    When the scripts run successfully, they produce output like the following:

    Point the browser to: 34.134.194.84:8082
    
    Version 1 of the point of sale application deployed.

Update the API Server version and observe the change

  1. Update the image field to change the API Server version from v1 to v2. The YAML configuration for the deployment is in the file at anthos-baremetal-edge-deployment/acm-config-sink/namespaces/pos/api-server.yaml.

    containers:
    - name: api-server
      image: us-docker.pkg.dev/anthos-dpe-abm-edge-pos/abm-edge-pos-images/api-server:v1
  2. Push the changes to your forked repository.

    git add acm-config-sink/namespaces/pos/api-server.yaml
    git commit -m "chore: updated api-server version to v2"
    git push
    
  3. In the Cloud Console, go to the Config Management page to check the Config spec status.

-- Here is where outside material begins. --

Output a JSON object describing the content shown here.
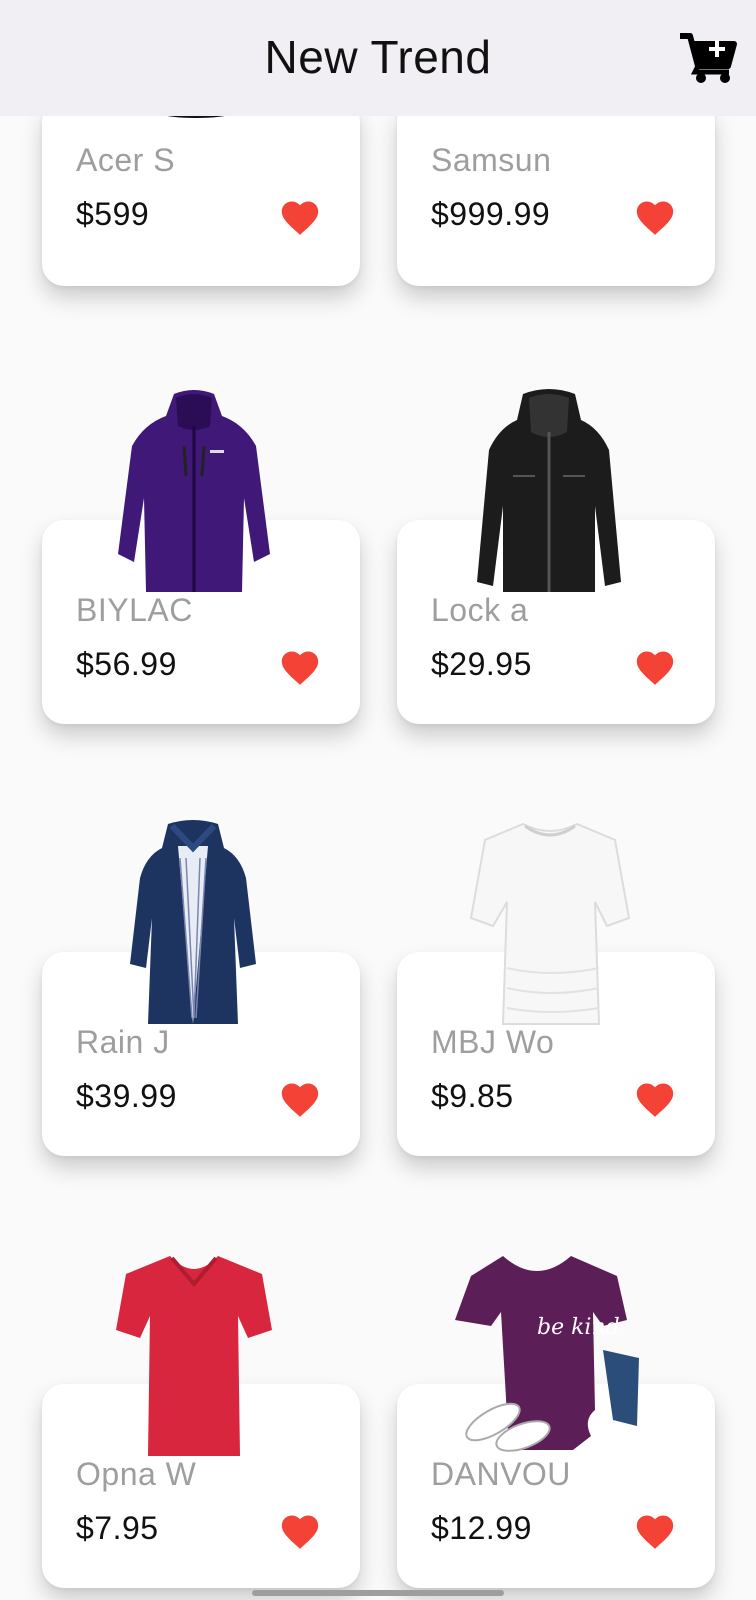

Verify that the status is Synced.

    Go to the Config Management page

  4. In the Cloud Console, go to the Kubernetes Engine Workloads page to verify that the Deployment is updated.

    Go to the Kubernetes Engine Workloads page

  5. When the status of the Deployment is OK, point your browser to the IP address from the previous section to view the point of sale application. Note that the version in the title shows "V2", indicating that your application change was deployed.

    Version 2 of the point of sale application deployed.

Clean up

To avoid unnecessary Google Cloud charges, delete the resources used for this guide when you are done with it. You can either delete these resources manually, or delete your Google Cloud project, which also gets rid of all resources. In addition, you might also want to clean up the changes made in your local workstation:

Local workstation

The following files have to be updated to clear changes made by the installation scripts.

  • Remove the Compute Engine VM IP addresses added to the /etc/hosts file.
  • Remove the SSH configuration for cnuc-* in the ~/.ssh/config file.
  • Remove the Compute Engine VM fingerprints from the ~/.ssh/known_hosts file.

Delete Project

If you created a dedicated project for this procedure, delete the Google Cloud project from the Cloud Console.

  • In the Cloud Console, go to the Manage resources page.

    Go to Manage resources

  • In the project list, select the project that you want to delete, and then click Delete.
  • In the dialog, type the project ID, and then click Shut down to delete the project.
  • Manual

    If you used an existing project for this procedure, do the following:

    • Unregister all Kubernetes clusters with a name prefixed by cnuc-.
    • Delete all Compute Engine VMs with a name prefixed by cnuc-.
    • Delete the Cloud Storage bucket with a name prefixed by abm-edge-boot.
    • Delete the Firewall Rules allow-pod-ingress and allow-pod-egress.
    • Delete the Secret Manager secret install-pub-key.

    What's next?

    You can expand on this guide by adding another edge location. Setting the MACHINE_COUNT environment variable to 6 and re-running the same steps from the preceding sections creates three new Compute Engine instances (cnuc-4, cnuc-5, cnuc-6) and a new Anthos on bare metal user cluster called cnuc-4.

    You can also try updating the cluster configurations in your forked repository to selectively apply different versions of the point of sale application to the two clusters, cnuc-1 and cnuc-4, using ClusterSelectors.

    For details about the individual steps in this guide, the scripts involved, and the implementation of the point of sale application, see the point-of-sale repository.